*Problem to solve:*
Report every line of the entries that contains the word "kind".

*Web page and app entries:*
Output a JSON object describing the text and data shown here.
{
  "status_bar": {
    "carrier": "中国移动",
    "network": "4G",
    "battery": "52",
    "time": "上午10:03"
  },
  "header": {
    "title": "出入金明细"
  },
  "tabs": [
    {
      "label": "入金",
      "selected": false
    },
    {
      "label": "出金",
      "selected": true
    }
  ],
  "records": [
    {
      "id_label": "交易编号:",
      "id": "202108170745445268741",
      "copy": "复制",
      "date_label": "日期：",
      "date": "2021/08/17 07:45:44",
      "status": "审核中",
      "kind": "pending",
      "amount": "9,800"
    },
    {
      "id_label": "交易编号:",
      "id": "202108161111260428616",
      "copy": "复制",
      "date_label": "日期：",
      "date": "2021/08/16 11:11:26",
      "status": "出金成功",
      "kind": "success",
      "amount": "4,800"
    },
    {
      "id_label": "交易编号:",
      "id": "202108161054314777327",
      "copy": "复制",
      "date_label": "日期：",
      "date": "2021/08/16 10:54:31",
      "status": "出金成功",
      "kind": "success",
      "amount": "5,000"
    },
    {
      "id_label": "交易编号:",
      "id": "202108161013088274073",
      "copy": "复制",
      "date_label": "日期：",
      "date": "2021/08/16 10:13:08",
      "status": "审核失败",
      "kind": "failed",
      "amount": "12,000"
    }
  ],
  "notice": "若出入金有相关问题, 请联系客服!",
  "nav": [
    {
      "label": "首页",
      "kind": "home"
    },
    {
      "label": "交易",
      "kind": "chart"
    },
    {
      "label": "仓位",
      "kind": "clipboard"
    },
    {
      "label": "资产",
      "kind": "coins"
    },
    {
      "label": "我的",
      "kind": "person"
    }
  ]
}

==

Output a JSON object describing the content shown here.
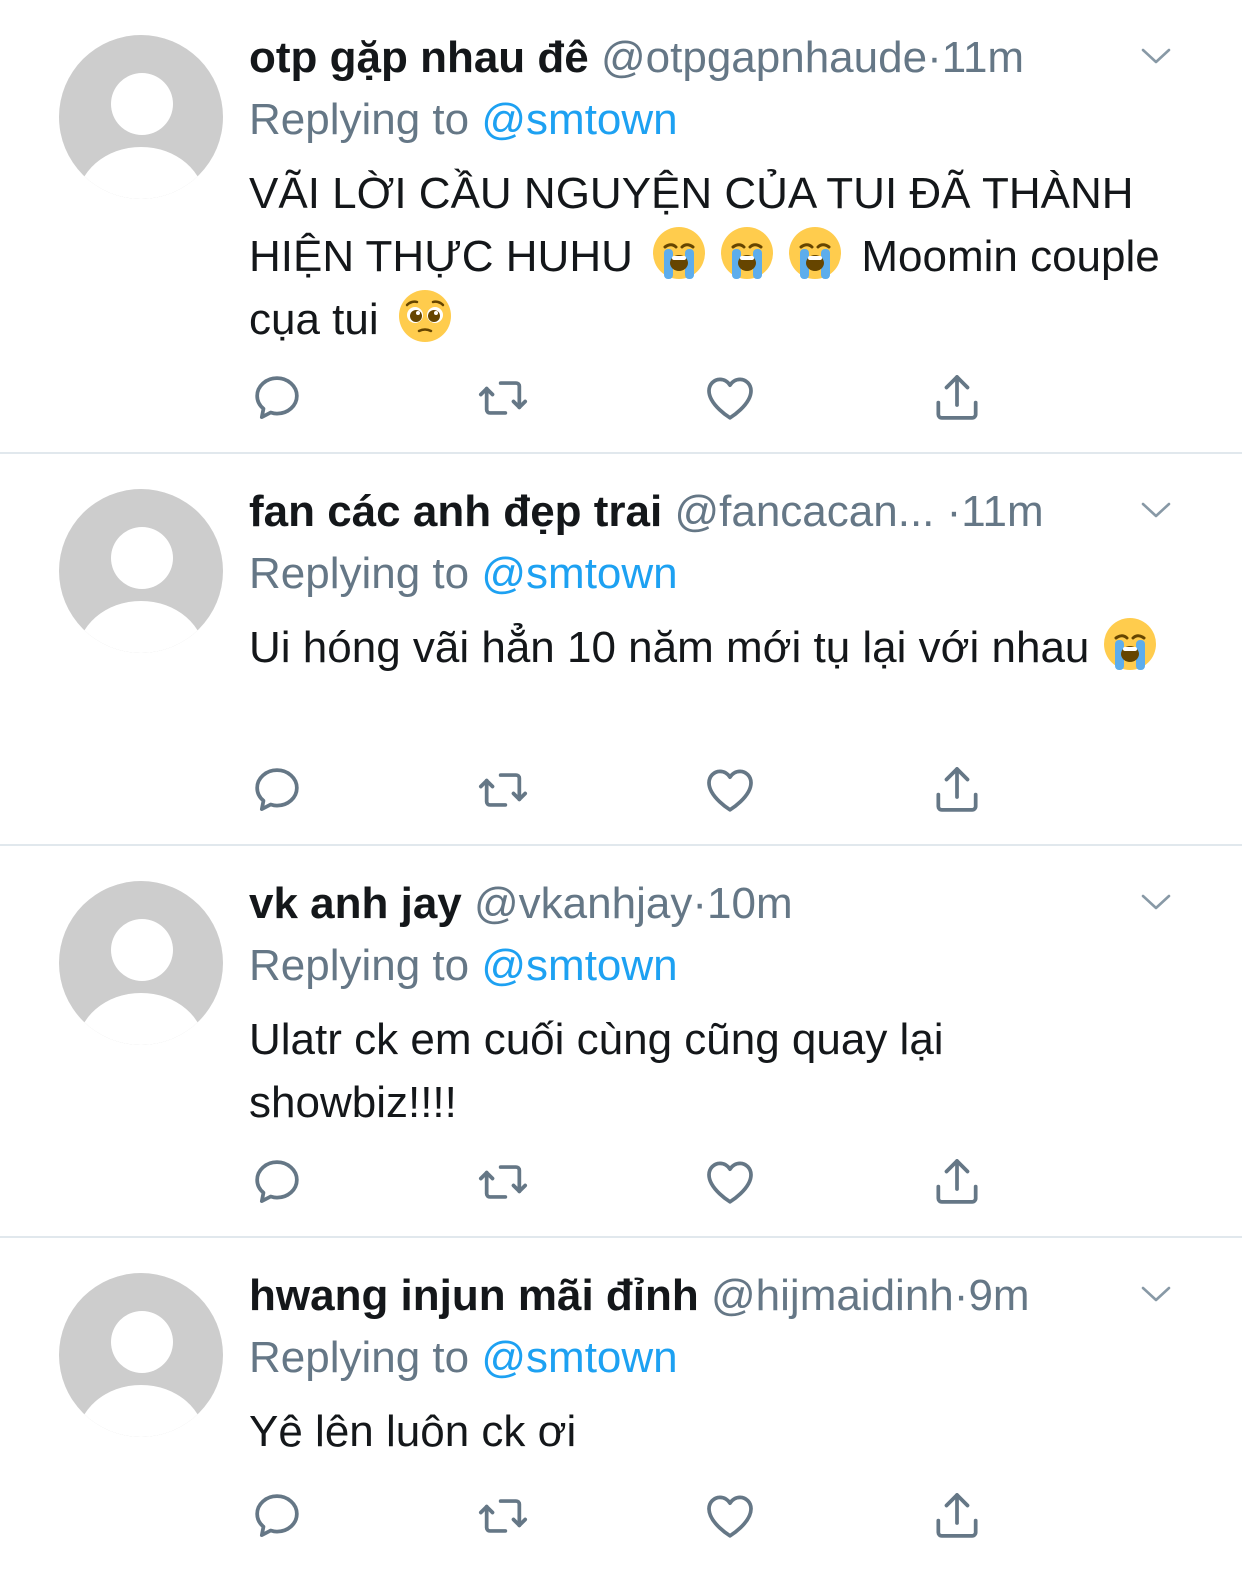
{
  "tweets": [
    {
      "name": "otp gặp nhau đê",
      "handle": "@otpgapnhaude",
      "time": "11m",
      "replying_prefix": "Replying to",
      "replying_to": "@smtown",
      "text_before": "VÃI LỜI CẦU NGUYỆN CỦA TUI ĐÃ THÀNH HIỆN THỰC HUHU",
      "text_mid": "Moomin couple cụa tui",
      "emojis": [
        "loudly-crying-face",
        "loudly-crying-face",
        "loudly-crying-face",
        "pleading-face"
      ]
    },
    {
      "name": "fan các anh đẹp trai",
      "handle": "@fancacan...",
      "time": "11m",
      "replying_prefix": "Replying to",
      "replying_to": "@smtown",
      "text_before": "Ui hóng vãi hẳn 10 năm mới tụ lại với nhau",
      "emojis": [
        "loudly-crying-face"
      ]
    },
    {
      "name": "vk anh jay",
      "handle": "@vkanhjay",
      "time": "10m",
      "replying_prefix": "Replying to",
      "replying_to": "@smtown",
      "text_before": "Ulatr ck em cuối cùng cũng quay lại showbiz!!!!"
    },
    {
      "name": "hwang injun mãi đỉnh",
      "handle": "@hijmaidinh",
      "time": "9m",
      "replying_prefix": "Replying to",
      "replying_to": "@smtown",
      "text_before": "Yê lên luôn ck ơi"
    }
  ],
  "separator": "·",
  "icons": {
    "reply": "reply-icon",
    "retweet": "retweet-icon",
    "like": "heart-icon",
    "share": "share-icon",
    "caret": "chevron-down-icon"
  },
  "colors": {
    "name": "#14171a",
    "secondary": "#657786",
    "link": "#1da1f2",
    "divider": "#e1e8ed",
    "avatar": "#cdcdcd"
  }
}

*Problem solution:*
      "kind": "pending",
      "kind": "success",
      "kind": "success",
      "kind": "failed",
      "kind": "home"
      "kind": "chart"
      "kind": "clipboard"
      "kind": "coins"
      "kind": "person"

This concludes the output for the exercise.